What tickles your taste buds when someone takes you down the bylanes of Kolkata? Well, if rosogollas, chom chom and sondesh are the traditional sweets that come to your mind, revisit Kolkata again as Bengalis begin the Poila Baishakh celebrations.
For their culinary treat, the traditional sweets' space has now been taken, albeit slowly, by new generation offerings like abar khabo, dilkhush and paradise. Kolkata – the city which is home to many famous culinary joints satisfying the sweet cravings for years together – is now witnessing a sea of change in the art of making sweets.
Bhim Chandra Nag, a sweet shop named after its owner and established in 1826 in the Bow Bazaar area of north Kolkata and a pioneer in making sondesh, has well understood the changing tastes of its customers.
"Times have changed and so have the taste of people. They now prefer flavoured sweets than traditional ones," said Pratap Nag, the sixth-generation owner of the 189-year-old sweet shop.
The sweet shop that invented popular sweets like ladikeni, named after then British governor Lord Canning's wife Lady Canning, and ashubhog sondesh, named after eminent educationist Sir Ashutosh Mukhopadhyay, is now busy preparing NextGen-flavoured sweets.
"Abar khabo, dilkhush and paradise are new sweet offerings that have become extremely popular among our customers," Nag added.
Stuffed with mawa and pista, abar khabo is delicate and has a strong essence of gulab jal (rose water). Dilkhush has a kesar-zaffran taste whereas the tri-coloured, vanilla-flavoured paradise is so soft that it melts in the mouth. Then, there is the alphonso sondesh with the rich taste of mango that makes one wonder whether it is the real thing or a sweet item, and the other all-time favourite flavours – chocolate and butterscotch.
10 Best Bengali Recipes
Another famous shop, Girish Chandra Dey and Nakur Chandra Nandy, located in the Hedua area, also in north Kolkata, has joined the fray for redefining the sondesh preparation.
"There is definitely a competition in the market to come up with an innovative and different variety of sweets and match the people's expectations. We also need to maintain the quality," said Pratip Nandy, the fourth generation owner of the 1844-built shop.
Although jol-bhora sondesh, made of dry fruits and is a trademark of the outlet, is still popular but they have come up with flavoured sondesh like butterscotch, black current, pineapple, orange and green mango to meet changing tastes.
"People now want to have a new variety of sweets. We get more orders for chocolate sondesh than rosogollas these days," Nandy informed, proudly adding that Bollywood superstar Shah Rukh Khan always orders sweets from his shop whenever he is in Kolkata.

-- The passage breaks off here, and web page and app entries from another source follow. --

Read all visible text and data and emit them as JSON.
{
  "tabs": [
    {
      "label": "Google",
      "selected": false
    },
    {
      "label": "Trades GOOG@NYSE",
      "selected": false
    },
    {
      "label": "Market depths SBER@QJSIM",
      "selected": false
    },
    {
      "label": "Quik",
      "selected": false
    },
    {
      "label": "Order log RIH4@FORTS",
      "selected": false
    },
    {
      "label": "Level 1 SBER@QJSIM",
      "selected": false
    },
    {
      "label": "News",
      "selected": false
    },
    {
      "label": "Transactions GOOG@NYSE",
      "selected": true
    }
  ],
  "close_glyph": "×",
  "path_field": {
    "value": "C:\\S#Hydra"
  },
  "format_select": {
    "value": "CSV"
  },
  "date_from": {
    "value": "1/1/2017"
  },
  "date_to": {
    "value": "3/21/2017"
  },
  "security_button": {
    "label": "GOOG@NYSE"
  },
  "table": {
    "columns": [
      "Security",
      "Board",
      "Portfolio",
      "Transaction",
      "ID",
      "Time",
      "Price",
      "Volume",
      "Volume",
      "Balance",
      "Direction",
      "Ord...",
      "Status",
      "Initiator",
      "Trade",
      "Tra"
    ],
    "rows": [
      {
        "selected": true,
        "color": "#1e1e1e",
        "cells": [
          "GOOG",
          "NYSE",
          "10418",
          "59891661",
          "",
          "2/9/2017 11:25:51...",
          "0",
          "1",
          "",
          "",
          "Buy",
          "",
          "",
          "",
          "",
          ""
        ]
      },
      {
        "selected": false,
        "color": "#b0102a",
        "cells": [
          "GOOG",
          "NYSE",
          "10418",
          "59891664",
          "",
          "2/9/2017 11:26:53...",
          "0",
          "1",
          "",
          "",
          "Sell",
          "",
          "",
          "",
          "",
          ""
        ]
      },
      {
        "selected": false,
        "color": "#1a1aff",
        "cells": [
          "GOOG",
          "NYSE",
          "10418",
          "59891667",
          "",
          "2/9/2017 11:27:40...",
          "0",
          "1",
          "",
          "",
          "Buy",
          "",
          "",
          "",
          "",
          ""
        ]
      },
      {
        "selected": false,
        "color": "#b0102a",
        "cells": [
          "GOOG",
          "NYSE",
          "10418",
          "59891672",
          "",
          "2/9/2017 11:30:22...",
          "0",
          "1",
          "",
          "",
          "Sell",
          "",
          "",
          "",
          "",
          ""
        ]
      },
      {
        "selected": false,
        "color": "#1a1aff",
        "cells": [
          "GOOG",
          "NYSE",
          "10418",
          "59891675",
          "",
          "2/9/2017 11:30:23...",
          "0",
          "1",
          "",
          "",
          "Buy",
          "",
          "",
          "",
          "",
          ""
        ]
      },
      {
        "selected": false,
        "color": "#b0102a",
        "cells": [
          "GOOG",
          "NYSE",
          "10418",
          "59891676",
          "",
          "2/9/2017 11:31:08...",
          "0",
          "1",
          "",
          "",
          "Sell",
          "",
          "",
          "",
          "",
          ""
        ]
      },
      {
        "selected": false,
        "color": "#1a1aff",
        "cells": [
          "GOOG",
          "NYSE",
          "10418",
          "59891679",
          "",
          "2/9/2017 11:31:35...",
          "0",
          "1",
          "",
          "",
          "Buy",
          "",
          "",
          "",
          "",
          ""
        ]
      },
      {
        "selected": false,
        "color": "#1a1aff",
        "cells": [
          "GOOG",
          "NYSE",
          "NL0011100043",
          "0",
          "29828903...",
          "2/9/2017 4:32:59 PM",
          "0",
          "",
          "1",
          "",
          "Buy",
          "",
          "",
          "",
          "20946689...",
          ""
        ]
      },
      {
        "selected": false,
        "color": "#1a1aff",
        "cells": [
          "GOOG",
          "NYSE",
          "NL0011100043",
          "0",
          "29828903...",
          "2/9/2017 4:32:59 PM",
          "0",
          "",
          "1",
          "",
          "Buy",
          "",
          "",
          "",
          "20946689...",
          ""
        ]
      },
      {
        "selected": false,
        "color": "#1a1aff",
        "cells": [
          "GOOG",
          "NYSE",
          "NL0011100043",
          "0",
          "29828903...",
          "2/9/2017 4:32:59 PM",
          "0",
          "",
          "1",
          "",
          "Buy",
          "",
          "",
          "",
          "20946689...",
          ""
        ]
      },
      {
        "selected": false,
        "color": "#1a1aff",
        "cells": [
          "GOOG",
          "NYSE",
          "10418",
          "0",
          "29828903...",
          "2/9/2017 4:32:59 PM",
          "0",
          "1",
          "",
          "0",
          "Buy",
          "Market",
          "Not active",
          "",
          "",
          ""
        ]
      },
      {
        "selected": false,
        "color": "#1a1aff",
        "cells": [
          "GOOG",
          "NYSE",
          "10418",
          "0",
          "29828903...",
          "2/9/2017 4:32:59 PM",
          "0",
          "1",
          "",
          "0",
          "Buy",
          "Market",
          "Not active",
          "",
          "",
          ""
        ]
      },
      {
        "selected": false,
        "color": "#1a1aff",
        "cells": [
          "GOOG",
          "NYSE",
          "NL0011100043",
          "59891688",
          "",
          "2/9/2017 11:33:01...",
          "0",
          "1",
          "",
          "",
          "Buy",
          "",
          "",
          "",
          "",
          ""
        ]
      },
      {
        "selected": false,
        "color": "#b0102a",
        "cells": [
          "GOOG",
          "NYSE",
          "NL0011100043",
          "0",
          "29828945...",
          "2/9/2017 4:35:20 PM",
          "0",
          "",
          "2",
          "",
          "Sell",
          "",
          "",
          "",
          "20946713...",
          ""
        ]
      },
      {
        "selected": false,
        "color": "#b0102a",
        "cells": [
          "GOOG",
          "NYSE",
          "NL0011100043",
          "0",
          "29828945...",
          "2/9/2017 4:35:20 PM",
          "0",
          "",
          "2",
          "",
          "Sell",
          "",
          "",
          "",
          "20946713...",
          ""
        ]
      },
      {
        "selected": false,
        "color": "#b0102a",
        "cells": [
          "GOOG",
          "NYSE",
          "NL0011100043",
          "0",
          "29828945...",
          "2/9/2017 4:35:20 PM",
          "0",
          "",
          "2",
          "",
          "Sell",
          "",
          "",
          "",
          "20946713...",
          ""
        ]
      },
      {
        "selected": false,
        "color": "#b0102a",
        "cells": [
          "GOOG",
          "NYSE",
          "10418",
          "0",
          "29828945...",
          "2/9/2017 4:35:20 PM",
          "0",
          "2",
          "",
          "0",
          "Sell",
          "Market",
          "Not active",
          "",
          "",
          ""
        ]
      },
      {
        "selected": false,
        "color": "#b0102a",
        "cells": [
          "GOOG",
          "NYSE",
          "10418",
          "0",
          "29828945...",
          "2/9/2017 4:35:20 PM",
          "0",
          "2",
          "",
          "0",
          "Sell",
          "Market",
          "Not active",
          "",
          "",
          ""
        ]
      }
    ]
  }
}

Bengali sweets get a modern makeover
While inventing different flavours, sweet makers are also keeping their health-conscious and diabetic customers in mind.
Bhim Chandra Nag specially prepares a sugar-free sondesh "dadagiri" – named after a show hosted by former Indian cricket captain Sourav Ganguly who, in fact, suggested they prepare a sondesh variety that is low in calorie and fat.
So, move on from rosogollas and don't miss out the opportunity to gobble in your favourite sondesh this Bengali New Year!
Bhim Chandra Nag: Cost for two - Rs 200. Bow Bazaar, Kolkata.
Girish Chandra Dey and Nakur Chandra Nandy: Cost for two 150. Hedua, Kolkata